======== Extracted material ========

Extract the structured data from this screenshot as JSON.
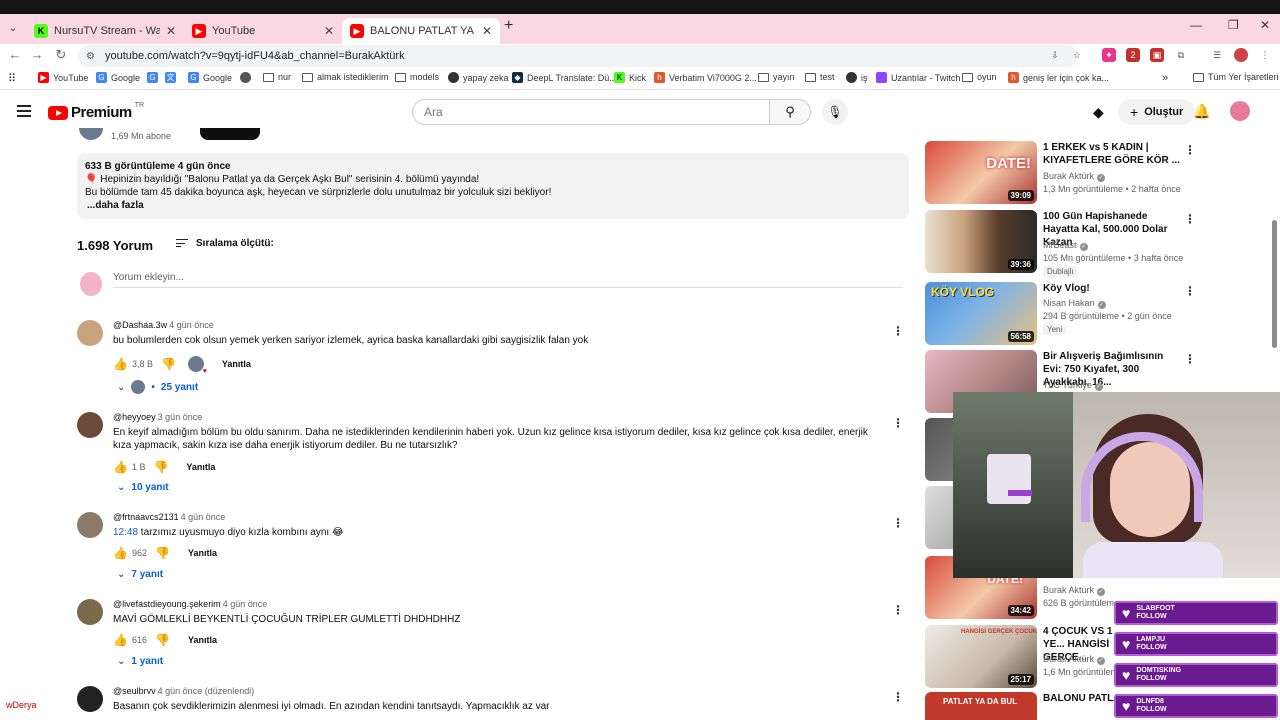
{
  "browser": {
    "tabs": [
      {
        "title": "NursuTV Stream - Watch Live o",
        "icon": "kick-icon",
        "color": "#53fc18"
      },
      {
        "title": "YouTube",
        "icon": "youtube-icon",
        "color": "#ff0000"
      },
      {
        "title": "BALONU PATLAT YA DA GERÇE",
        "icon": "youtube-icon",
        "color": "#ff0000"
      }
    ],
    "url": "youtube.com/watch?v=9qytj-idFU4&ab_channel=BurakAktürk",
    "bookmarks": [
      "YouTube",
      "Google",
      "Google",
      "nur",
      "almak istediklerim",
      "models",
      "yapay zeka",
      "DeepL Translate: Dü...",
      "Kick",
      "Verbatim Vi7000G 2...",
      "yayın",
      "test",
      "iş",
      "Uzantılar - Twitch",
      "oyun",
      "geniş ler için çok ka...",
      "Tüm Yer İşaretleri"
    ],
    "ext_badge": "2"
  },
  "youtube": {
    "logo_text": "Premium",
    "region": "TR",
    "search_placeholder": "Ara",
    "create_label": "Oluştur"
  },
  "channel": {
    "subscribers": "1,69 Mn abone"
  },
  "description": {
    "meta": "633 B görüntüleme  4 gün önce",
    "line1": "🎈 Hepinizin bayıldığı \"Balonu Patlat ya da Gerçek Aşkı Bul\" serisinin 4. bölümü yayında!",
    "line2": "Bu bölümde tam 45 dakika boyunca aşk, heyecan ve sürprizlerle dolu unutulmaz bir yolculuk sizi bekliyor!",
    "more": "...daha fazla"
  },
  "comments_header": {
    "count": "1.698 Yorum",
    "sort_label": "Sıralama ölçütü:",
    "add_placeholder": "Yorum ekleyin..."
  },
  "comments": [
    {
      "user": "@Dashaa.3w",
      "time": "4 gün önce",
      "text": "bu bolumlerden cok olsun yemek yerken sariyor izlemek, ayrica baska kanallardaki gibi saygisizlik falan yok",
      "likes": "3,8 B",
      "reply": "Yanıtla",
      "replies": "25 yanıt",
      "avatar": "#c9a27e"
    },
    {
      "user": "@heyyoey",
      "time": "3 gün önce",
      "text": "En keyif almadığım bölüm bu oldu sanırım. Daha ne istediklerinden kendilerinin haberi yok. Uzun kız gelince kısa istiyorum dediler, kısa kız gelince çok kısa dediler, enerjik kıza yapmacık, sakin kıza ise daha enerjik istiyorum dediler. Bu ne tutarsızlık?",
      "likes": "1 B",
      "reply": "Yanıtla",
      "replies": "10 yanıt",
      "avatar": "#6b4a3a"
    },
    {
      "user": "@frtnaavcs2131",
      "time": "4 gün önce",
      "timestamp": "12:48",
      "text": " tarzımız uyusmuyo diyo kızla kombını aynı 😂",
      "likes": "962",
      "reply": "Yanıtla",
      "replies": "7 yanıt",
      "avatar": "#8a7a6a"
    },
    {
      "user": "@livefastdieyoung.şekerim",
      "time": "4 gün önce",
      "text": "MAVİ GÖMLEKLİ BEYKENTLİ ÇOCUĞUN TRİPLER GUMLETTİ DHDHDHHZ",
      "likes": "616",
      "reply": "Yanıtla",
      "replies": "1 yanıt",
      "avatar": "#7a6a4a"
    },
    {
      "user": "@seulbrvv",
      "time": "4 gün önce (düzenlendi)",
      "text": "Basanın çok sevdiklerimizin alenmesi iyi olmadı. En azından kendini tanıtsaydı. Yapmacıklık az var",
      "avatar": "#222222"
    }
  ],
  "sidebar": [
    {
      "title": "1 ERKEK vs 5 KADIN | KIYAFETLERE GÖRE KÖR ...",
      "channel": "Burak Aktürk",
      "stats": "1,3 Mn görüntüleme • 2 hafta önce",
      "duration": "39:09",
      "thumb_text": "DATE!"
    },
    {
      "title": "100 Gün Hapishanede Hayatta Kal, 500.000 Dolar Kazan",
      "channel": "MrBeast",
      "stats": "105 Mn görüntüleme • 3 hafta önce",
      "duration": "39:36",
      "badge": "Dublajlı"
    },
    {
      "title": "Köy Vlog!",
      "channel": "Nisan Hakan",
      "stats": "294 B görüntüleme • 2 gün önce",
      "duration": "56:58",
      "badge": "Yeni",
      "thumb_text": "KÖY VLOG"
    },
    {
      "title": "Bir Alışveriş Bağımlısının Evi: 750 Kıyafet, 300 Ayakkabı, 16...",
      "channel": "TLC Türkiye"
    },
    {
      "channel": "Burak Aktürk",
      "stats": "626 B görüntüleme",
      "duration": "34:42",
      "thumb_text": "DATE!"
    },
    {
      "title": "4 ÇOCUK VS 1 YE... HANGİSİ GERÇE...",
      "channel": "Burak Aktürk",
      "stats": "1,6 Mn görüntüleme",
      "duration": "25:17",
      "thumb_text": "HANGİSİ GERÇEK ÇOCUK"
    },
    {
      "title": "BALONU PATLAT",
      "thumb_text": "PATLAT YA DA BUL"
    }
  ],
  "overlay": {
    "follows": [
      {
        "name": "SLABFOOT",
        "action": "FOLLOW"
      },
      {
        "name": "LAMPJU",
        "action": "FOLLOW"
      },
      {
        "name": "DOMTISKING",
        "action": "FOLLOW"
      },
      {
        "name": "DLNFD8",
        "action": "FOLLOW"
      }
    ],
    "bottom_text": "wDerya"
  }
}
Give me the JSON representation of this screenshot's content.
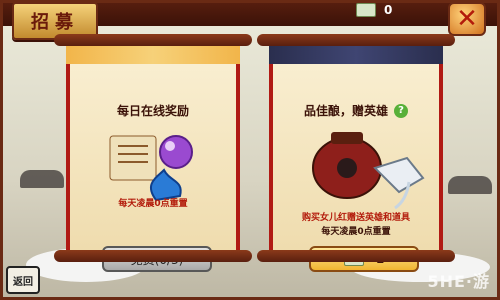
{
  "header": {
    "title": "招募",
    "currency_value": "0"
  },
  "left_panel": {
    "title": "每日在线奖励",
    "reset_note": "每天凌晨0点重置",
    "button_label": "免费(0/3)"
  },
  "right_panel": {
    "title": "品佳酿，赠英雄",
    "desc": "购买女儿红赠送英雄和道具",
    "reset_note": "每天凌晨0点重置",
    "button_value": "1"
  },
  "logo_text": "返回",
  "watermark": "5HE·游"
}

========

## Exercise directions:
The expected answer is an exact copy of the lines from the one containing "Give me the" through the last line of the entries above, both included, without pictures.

## Output:
Give me the JSON representation of this screenshot's content.
{
  "header": {
    "title": "招募",
    "currency_value": "0"
  },
  "left_panel": {
    "title": "每日在线奖励",
    "reset_note": "每天凌晨0点重置",
    "button_label": "免费(0/3)"
  },
  "right_panel": {
    "title": "品佳酿，赠英雄",
    "desc": "购买女儿红赠送英雄和道具",
    "reset_note": "每天凌晨0点重置",
    "button_value": "1"
  },
  "logo_text": "返回",
  "watermark": "5HE·游"
}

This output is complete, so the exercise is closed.